KARACHI: “When we speak about the political economy of a country, it is interesting to read theory. But one also needs to see how these theories can help society today,” said renowned academic, political economist and newly appointed director of the Institute of Business Administration Dr S. Akbar Zaidi at the launch of New Perspectives on Pakistan’s Political Economy — State, Class and Social Change organised by the Applied Economics Research Centre (AERC) at the University of Karachi here on Tuesday.
Dr Zaidi, who is also the co-editor of the book with Prof Dr Mathew McCartney, also spoke about the late social scientist and historian Hamza Alavi whose work is mentioned in depth in the book’s preface. “Hamza Alavi did a world of research on military, the business community, the landlords and bureaucracy of Pakistan. But his research, thoughts and observations are relevant to the Pakistan of the 1960s and perhaps not that much to the society of today. In order to know and understand today’s society, we have to see what is happening on the ground. For instance in theory we all know the importance of taxation but then there is also the ground reality that here in Pakistan tax is not generated like it should be as many people do not pay their taxes here.
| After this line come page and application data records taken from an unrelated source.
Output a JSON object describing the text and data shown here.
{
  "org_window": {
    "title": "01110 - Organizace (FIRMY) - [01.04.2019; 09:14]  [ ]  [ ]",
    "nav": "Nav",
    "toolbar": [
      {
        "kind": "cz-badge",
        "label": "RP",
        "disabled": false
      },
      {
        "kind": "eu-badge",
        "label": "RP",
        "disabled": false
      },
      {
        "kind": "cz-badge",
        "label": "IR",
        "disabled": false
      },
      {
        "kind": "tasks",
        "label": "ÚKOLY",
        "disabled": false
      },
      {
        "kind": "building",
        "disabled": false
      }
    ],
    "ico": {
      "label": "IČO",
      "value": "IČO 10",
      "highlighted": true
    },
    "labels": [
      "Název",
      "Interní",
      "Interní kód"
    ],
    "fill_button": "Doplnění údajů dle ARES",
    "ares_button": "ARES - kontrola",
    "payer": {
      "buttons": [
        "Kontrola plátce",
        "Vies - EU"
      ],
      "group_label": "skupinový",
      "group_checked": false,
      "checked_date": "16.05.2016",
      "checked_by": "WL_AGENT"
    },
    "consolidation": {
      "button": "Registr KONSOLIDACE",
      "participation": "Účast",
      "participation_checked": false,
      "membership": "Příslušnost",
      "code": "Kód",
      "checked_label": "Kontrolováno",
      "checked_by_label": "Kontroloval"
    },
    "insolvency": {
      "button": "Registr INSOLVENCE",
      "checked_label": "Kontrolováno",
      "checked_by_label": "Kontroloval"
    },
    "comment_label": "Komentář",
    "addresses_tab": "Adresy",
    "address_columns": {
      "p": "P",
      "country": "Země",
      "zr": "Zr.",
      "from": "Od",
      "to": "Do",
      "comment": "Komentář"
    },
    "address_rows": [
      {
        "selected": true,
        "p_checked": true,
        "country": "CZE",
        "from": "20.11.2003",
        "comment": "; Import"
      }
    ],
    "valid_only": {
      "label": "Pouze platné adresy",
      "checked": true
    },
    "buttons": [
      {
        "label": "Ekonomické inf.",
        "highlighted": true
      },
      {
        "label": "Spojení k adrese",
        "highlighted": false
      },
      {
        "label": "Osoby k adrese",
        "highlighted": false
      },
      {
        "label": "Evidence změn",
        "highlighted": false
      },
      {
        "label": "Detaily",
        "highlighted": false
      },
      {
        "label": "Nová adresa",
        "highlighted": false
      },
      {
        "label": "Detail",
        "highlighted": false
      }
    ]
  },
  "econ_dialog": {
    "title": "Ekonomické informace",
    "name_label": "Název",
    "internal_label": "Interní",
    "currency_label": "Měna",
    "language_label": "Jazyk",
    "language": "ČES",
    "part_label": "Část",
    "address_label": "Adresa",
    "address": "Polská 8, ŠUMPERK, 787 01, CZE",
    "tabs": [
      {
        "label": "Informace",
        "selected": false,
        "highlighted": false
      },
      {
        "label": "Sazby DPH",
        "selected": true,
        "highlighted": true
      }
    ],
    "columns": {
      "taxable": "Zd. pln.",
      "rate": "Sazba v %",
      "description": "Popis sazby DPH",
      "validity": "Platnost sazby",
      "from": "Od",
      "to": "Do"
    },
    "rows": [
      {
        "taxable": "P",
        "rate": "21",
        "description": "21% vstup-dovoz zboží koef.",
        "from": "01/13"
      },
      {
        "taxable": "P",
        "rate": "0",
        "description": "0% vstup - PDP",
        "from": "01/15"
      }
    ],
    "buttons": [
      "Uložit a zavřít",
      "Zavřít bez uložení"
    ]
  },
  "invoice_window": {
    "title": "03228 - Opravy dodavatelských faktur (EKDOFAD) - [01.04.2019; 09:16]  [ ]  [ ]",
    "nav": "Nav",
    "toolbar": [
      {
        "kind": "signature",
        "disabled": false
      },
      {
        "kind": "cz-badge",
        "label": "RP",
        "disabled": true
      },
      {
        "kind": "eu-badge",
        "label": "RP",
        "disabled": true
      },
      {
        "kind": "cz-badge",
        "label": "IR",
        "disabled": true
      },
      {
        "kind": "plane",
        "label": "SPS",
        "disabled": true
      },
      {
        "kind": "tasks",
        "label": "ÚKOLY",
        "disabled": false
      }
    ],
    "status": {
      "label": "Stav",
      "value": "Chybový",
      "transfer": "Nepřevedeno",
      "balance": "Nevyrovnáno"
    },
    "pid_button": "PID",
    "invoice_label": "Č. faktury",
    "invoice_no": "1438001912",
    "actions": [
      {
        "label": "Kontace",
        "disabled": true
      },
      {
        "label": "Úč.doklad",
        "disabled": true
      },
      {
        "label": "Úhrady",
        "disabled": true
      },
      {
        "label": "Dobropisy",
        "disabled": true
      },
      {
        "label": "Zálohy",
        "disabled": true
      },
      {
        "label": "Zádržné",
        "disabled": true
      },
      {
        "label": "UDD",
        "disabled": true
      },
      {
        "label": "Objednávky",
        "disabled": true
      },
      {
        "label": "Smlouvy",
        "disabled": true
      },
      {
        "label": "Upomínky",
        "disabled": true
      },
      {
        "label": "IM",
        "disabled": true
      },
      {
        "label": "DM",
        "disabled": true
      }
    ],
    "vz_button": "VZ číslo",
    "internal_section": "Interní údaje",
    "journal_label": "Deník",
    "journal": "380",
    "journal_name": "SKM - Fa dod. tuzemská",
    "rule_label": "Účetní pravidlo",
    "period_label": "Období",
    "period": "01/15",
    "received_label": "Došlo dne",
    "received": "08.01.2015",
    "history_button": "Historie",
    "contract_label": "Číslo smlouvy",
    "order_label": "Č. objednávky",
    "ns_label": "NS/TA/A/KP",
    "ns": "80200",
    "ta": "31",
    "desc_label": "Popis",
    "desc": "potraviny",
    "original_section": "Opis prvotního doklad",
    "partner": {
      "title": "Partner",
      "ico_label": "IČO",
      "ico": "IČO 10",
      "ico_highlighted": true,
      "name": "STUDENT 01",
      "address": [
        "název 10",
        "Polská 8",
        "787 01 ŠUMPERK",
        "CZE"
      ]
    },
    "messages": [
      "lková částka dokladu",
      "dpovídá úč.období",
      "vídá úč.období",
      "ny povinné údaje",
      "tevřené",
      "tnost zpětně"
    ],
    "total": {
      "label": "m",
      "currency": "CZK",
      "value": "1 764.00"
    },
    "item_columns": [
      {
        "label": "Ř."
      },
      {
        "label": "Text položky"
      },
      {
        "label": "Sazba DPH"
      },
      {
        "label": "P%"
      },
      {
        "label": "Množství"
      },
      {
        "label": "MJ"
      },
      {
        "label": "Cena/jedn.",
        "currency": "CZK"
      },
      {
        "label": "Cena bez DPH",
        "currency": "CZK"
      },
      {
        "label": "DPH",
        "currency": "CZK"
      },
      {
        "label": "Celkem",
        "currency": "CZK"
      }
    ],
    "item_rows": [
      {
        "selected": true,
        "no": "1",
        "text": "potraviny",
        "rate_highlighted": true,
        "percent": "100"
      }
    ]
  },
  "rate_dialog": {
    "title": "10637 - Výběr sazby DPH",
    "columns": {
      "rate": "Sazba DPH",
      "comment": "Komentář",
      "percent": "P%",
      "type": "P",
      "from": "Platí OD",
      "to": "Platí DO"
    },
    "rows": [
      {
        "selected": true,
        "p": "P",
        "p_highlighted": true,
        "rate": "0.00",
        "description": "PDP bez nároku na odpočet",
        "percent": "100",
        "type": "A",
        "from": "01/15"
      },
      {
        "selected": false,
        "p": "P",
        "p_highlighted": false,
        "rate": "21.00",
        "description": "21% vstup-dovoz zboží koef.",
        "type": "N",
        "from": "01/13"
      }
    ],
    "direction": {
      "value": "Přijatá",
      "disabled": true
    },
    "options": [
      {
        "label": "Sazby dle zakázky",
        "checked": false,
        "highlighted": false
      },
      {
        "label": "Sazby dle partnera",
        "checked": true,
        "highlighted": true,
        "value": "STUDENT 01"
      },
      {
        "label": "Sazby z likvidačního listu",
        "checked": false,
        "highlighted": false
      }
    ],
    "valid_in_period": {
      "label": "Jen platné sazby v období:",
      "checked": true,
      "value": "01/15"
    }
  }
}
Therefore, you cannot force theory where it can’t be applied,” he said.
About the book he said that it points towards the changes in Pakistan’s economy while looking at various indicators such as rural and urban life, employment, sources of income, people, their potential, etc. “With an 18 per cent GDP, Pakistan is no longer an agriculture economy,” he pointed out before talking about employment and what changes have taken place there along with the source of income of people in rural and urban areas.
“Places have become more accessible with people coming closer thanks to telecommunications, media, etc. Things are becoming interlinked,” he said. He also spoke about how social media was affecting lives here and how more women stepping out of their homes and getting good education were contributing to the feminist economy.
Book on political economy, social change launched
Providing his views on the book, Prof Dr Riaz Shaikh, dean, Faculty of Social Science and Education Department at Szabist, said that even though the nature of economy in Pakistan has changed in the past 70 years or so, the mindset of the people here is more or less the same even though Pakistan as a part of the global society is also bound to change. “We have been missing the politics of urbanisation,” he said. “Urban politics has now captured Karachi’s politics which is based on the struggle of classes and from class politics it is moving to sectarian politics,” he said wondering if this is now an overdeveloped state using biopolitics as a tool to marginalise certain people such as the ‘missing persons’.
He also spoke of the role of the media and journalists, how freedom of speech and expression were curtailed etc. “But after 2007, the media here has played an important role in teaching a lot to the Pakistani establishment though now there is also a business content emerging within the media as a result missing many things in the national discourse because the media doesn’t want a hostile response from the government,” he said.
Dr Shaikh said that the nature of development in Pakistan also needed to be looked at more closely as one province was feeding and developing itself on another’s resources.
Senior journalist Khurram Husain, meanwhile, spoke about how it has become evident about who really represents the state from the recent meeting of the army chief with the business community. “The businessmen were complaining about taxes and saying that the structural change was killing them but the government is not backing down. They are told that they were willing to listen to them and help them but within certain limits or constraints,” he said, reminding also about the mini-budget of early last year which was to serve as a revenue exercise though the billionaires were still having their way during it all at least until former finance minister Asad Umar left and the state got its voice. “Class in Pakistan operates at some points and not at others as class is heavily fragmented,” he said.
About the book and other books like it, he said that sadly the last people to read them are the ones about whom these books are written. “If the people you are writing about are not reading about themselves, then you must think of how to make your writing more meaningful to them,” he concluded.
AERC director Prof Dr Samina Khalil also spoke.
Published in Dawn, January 15th, 2020